Earlier this year the department also advertised a £200,000 contract to redesign the UK’s network of public EV charging points, to make them as recognisable and cherished as our red post boxes and telephone boxes.
EVs are another key part of the jigsaw for a “Green Revolution” backed by Prime Minister Boris Johnson. Unveiling the government plan, he said: “Our green industrial revolution will be powered by the wind turbines of Scotland and the Northeast, propelled by the electric vehicles made in the Midlands and advanced by the latest technologies developed in Wales, so we can look ahead to a more prosperous, greener future.”
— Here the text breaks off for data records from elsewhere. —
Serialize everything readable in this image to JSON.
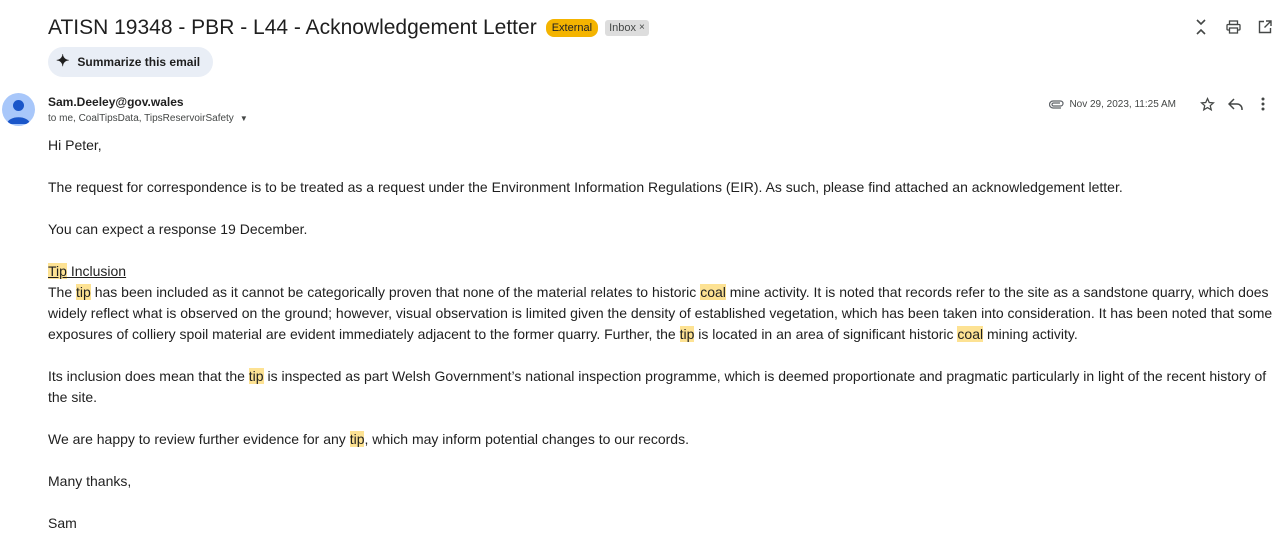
{
  "email": {
    "subject": "ATISN 19348 - PBR - L44 - Acknowledgement Letter",
    "labels": {
      "external": "External",
      "inbox": "Inbox",
      "inbox_remove": "×"
    },
    "summarize_label": "Summarize this email",
    "sender": "Sam.Deeley@gov.wales",
    "recipients": "to me, CoalTipsData, TipsReservoirSafety",
    "date": "Nov 29, 2023, 11:25 AM",
    "body": {
      "greeting": "Hi Peter,",
      "p1": "The request for correspondence is to be treated as a request under the Environment Information Regulations (EIR). As such, please find attached an acknowledgement letter.",
      "p2": "You can expect a response 19 December.",
      "heading_hl": "Tip",
      "heading_rest": " Inclusion",
      "p3": {
        "s1": "The ",
        "h1": "tip",
        "s2": " has been included as it cannot be categorically proven that none of the material relates to historic ",
        "h2": "coal",
        "s3": " mine activity. It is noted that records refer to the site as a sandstone quarry, which does widely reflect what is observed on the ground; however, visual observation is limited given the density of established vegetation, which has been taken into consideration. It has been noted that some exposures of colliery spoil material are evident immediately adjacent to the former quarry. Further, the ",
        "h3": "tip",
        "s4": " is located in an area of significant historic ",
        "h4": "coal",
        "s5": " mining activity."
      },
      "p4": {
        "s1": "Its inclusion does mean that the ",
        "h1": "tip",
        "s2": " is inspected as part Welsh Government’s national inspection programme, which is deemed proportionate and pragmatic particularly in light of the recent history of the site."
      },
      "p5": {
        "s1": "We are happy to review further evidence for any ",
        "h1": "tip",
        "s2": ", which may inform potential changes to our records."
      },
      "closing": "Many thanks,",
      "signature": "Sam"
    }
  },
  "colors": {
    "highlight": "#fde293",
    "external_badge": "#f4b400",
    "summarize_bg": "#e9eef6",
    "avatar": "#a8c7fa"
  },
  "icons": {
    "toolbar": [
      "collapse-all-icon",
      "print-icon",
      "open-in-new-window-icon"
    ],
    "summarize": "sparkle-icon",
    "meta": [
      "attachment-icon",
      "star-icon",
      "reply-icon",
      "more-vert-icon"
    ],
    "avatar": "default-avatar-icon"
  }
}
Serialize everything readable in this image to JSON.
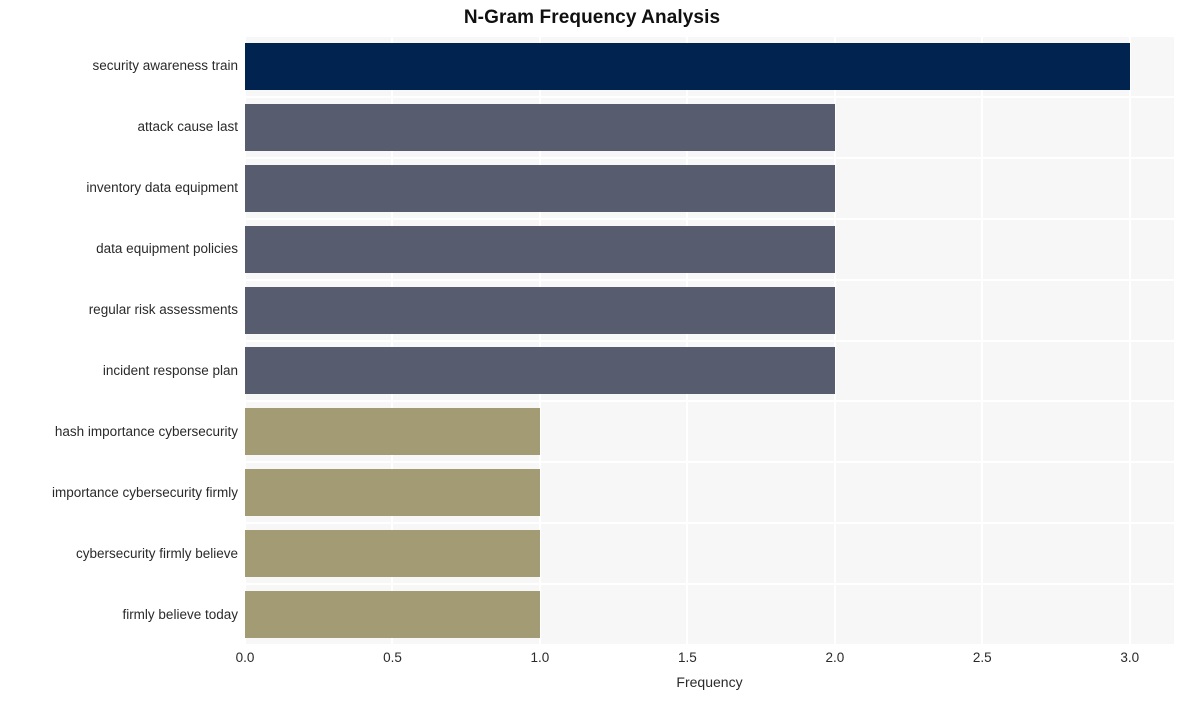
{
  "chart_data": {
    "type": "bar",
    "orientation": "horizontal",
    "title": "N-Gram Frequency Analysis",
    "xlabel": "Frequency",
    "ylabel": "",
    "categories": [
      "security awareness train",
      "attack cause last",
      "inventory data equipment",
      "data equipment policies",
      "regular risk assessments",
      "incident response plan",
      "hash importance cybersecurity",
      "importance cybersecurity firmly",
      "cybersecurity firmly believe",
      "firmly believe today"
    ],
    "values": [
      3,
      2,
      2,
      2,
      2,
      2,
      1,
      1,
      1,
      1
    ],
    "bar_colors": [
      "#01234f",
      "#575d6e",
      "#575d6e",
      "#575d6e",
      "#575d6e",
      "#575d6e",
      "#a39b73",
      "#a39b73",
      "#a39b73",
      "#a39b73"
    ],
    "xlim": [
      0,
      3.15
    ],
    "xticks": [
      0.0,
      0.5,
      1.0,
      1.5,
      2.0,
      2.5,
      3.0
    ],
    "xtick_labels": [
      "0.0",
      "0.5",
      "1.0",
      "1.5",
      "2.0",
      "2.5",
      "3.0"
    ],
    "grid": true,
    "grid_color": "#ffffff",
    "plot_background": "#f7f7f7",
    "figure_background": "#ffffff",
    "legend": null
  }
}
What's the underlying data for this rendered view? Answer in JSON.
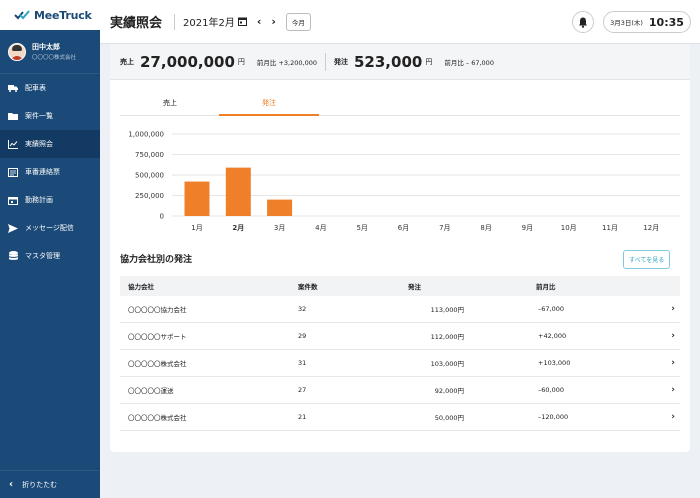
{
  "app": {
    "logo_text": "MeeTruck"
  },
  "user": {
    "name": "田中太郎",
    "company": "〇〇〇〇株式会社"
  },
  "sidebar": {
    "items": [
      {
        "label": "配車表",
        "icon": "truck-icon",
        "active": false
      },
      {
        "label": "案件一覧",
        "icon": "folder-icon",
        "active": false
      },
      {
        "label": "実績照会",
        "icon": "chart-icon",
        "active": true
      },
      {
        "label": "車番連絡票",
        "icon": "list-icon",
        "active": false
      },
      {
        "label": "勤務計画",
        "icon": "calendar-icon",
        "active": false
      },
      {
        "label": "メッセージ配信",
        "icon": "send-icon",
        "active": false
      },
      {
        "label": "マスタ管理",
        "icon": "database-icon",
        "active": false
      }
    ],
    "collapse_label": "折りたたむ"
  },
  "header": {
    "title": "実績照会",
    "month": "2021年2月",
    "today_label": "今月",
    "clock_date": "3月3日(木)",
    "clock_time": "10:35"
  },
  "summary": {
    "sales_label": "売上",
    "sales_value": "27,000,000",
    "sales_unit": "円",
    "sales_diff": "前月比 +3,200,000",
    "order_label": "発注",
    "order_value": "523,000",
    "order_unit": "円",
    "order_diff": "前月比 – 67,000"
  },
  "tabs": [
    {
      "label": "売上",
      "active": false
    },
    {
      "label": "発注",
      "active": true
    }
  ],
  "colors": {
    "accent": "#f07f2a",
    "sidebar": "#1b4a78",
    "link": "#2fa3c5"
  },
  "chart_data": {
    "type": "bar",
    "categories": [
      "1月",
      "2月",
      "3月",
      "4月",
      "5月",
      "6月",
      "7月",
      "8月",
      "9月",
      "10月",
      "11月",
      "12月"
    ],
    "values": [
      420000,
      590000,
      200000,
      0,
      0,
      0,
      0,
      0,
      0,
      0,
      0,
      0
    ],
    "highlight_category": "2月",
    "yticks": [
      "1,000,000",
      "750,000",
      "500,000",
      "250,000",
      "0"
    ],
    "ylim": [
      0,
      1000000
    ],
    "bar_color": "#f07f2a"
  },
  "partners": {
    "title": "協力会社別の発注",
    "see_all_label": "すべてを見る",
    "columns": [
      "協力会社",
      "案件数",
      "発注",
      "前月比"
    ],
    "rows": [
      {
        "name": "〇〇〇〇〇協力会社",
        "count": "32",
        "amount": "113,000円",
        "diff": "–67,000"
      },
      {
        "name": "〇〇〇〇〇サポート",
        "count": "29",
        "amount": "112,000円",
        "diff": "+42,000"
      },
      {
        "name": "〇〇〇〇〇株式会社",
        "count": "31",
        "amount": "103,000円",
        "diff": "+103,000"
      },
      {
        "name": "〇〇〇〇〇運送",
        "count": "27",
        "amount": "92,000円",
        "diff": "–60,000"
      },
      {
        "name": "〇〇〇〇〇株式会社",
        "count": "21",
        "amount": "50,000円",
        "diff": "–120,000"
      }
    ]
  }
}
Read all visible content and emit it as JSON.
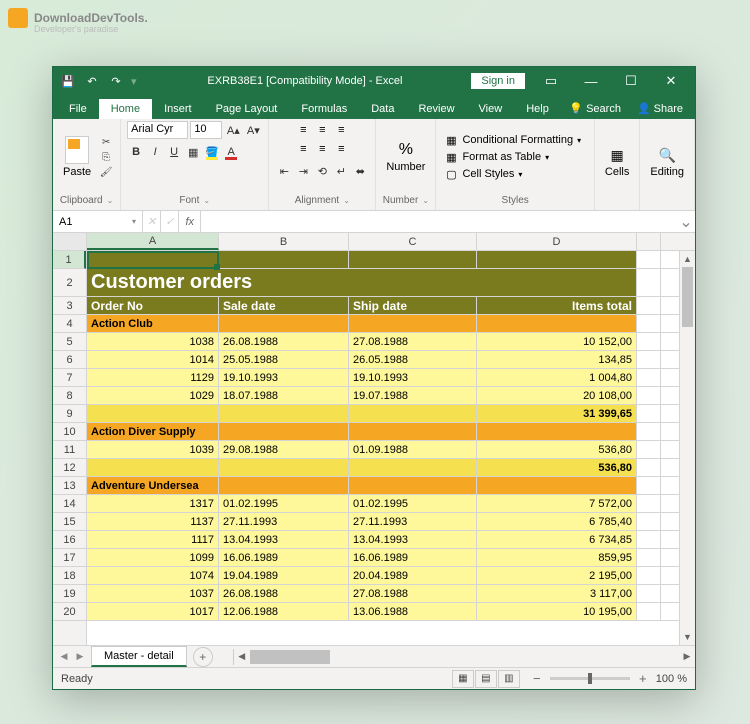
{
  "watermark": {
    "text": "DownloadDevTools.",
    "sub": "Developer's paradise"
  },
  "titlebar": {
    "app_title": "EXRB38E1  [Compatibility Mode]  -  Excel",
    "signin": "Sign in"
  },
  "tabs": {
    "file": "File",
    "home": "Home",
    "insert": "Insert",
    "page_layout": "Page Layout",
    "formulas": "Formulas",
    "data": "Data",
    "review": "Review",
    "view": "View",
    "help": "Help",
    "search": "Search",
    "share": "Share"
  },
  "ribbon": {
    "clipboard": {
      "label": "Clipboard",
      "paste": "Paste"
    },
    "font": {
      "label": "Font",
      "name": "Arial Cyr",
      "size": "10"
    },
    "alignment": {
      "label": "Alignment"
    },
    "number": {
      "label": "Number",
      "btn": "Number"
    },
    "styles": {
      "label": "Styles",
      "cond": "Conditional Formatting",
      "table": "Format as Table",
      "cell": "Cell Styles"
    },
    "cells": {
      "label": "Cells"
    },
    "editing": {
      "label": "Editing"
    }
  },
  "namebox": "A1",
  "fx": "fx",
  "columns": [
    "A",
    "B",
    "C",
    "D"
  ],
  "sheet": {
    "title": "Customer orders",
    "headers": {
      "order": "Order No",
      "sale": "Sale date",
      "ship": "Ship date",
      "total": "Items total"
    },
    "groups": [
      {
        "name": "Action Club",
        "rows": [
          [
            "1038",
            "26.08.1988",
            "27.08.1988",
            "10 152,00"
          ],
          [
            "1014",
            "25.05.1988",
            "26.05.1988",
            "134,85"
          ],
          [
            "1129",
            "19.10.1993",
            "19.10.1993",
            "1 004,80"
          ],
          [
            "1029",
            "18.07.1988",
            "19.07.1988",
            "20 108,00"
          ]
        ],
        "subtotal": "31 399,65"
      },
      {
        "name": "Action Diver Supply",
        "rows": [
          [
            "1039",
            "29.08.1988",
            "01.09.1988",
            "536,80"
          ]
        ],
        "subtotal": "536,80"
      },
      {
        "name": "Adventure Undersea",
        "rows": [
          [
            "1317",
            "01.02.1995",
            "01.02.1995",
            "7 572,00"
          ],
          [
            "1137",
            "27.11.1993",
            "27.11.1993",
            "6 785,40"
          ],
          [
            "1117",
            "13.04.1993",
            "13.04.1993",
            "6 734,85"
          ],
          [
            "1099",
            "16.06.1989",
            "16.06.1989",
            "859,95"
          ],
          [
            "1074",
            "19.04.1989",
            "20.04.1989",
            "2 195,00"
          ],
          [
            "1037",
            "26.08.1988",
            "27.08.1988",
            "3 117,00"
          ],
          [
            "1017",
            "12.06.1988",
            "13.06.1988",
            "10 195,00"
          ]
        ]
      }
    ]
  },
  "sheet_tab": "Master - detail",
  "status": {
    "ready": "Ready",
    "zoom": "100 %"
  }
}
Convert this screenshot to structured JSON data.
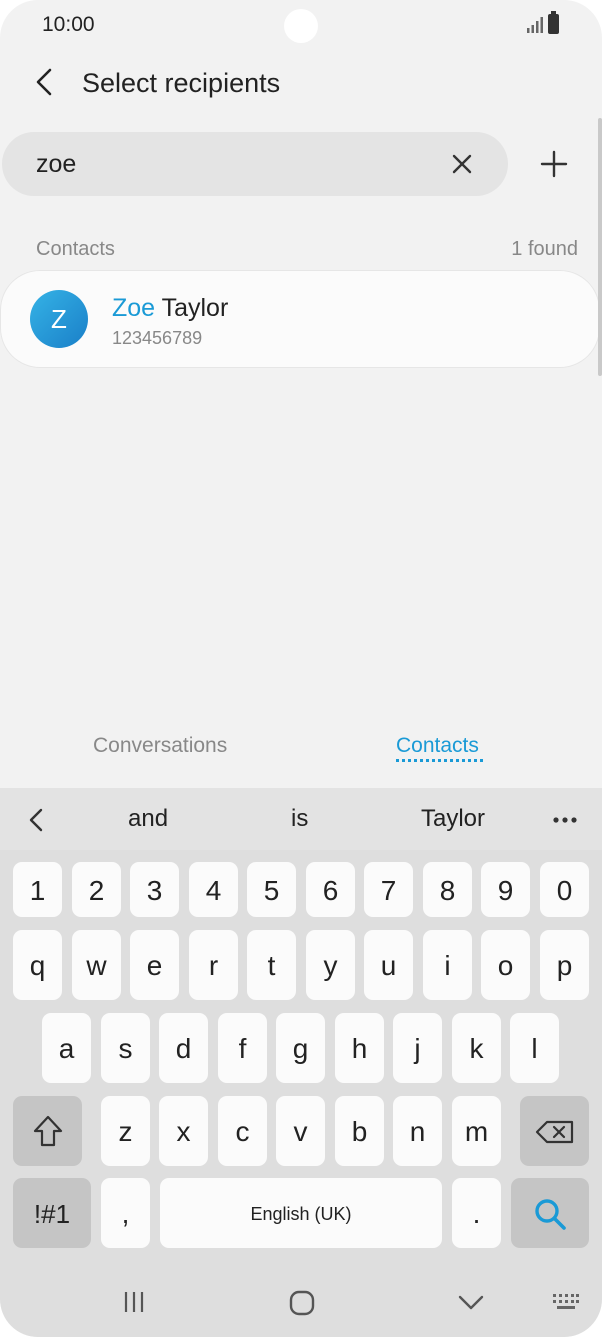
{
  "status_bar": {
    "time": "10:00"
  },
  "header": {
    "title": "Select recipients"
  },
  "search": {
    "value": "zoe"
  },
  "results": {
    "section_label": "Contacts",
    "count_label": "1 found"
  },
  "contact": {
    "avatar_letter": "Z",
    "name_highlight": "Zoe",
    "name_rest": " Taylor",
    "number": "123456789"
  },
  "tabs": {
    "conversations": "Conversations",
    "contacts": "Contacts"
  },
  "suggestions": [
    "and",
    "is",
    "Taylor"
  ],
  "keyboard": {
    "row_numbers": [
      "1",
      "2",
      "3",
      "4",
      "5",
      "6",
      "7",
      "8",
      "9",
      "0"
    ],
    "row_1": [
      "q",
      "w",
      "e",
      "r",
      "t",
      "y",
      "u",
      "i",
      "o",
      "p"
    ],
    "row_2": [
      "a",
      "s",
      "d",
      "f",
      "g",
      "h",
      "j",
      "k",
      "l"
    ],
    "row_3": [
      "z",
      "x",
      "c",
      "v",
      "b",
      "n",
      "m"
    ],
    "symbols_key": "!#1",
    "comma_key": ",",
    "space_key": "English (UK)",
    "period_key": "."
  },
  "colors": {
    "accent": "#1a9ad6",
    "search_key": "#1a9ad6"
  }
}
However, back in March the government reduced its Plug-in Car Grant (PiCG), which meant electric cars became £500 more expensive, the grant now only applies to cars costing less than £35,000.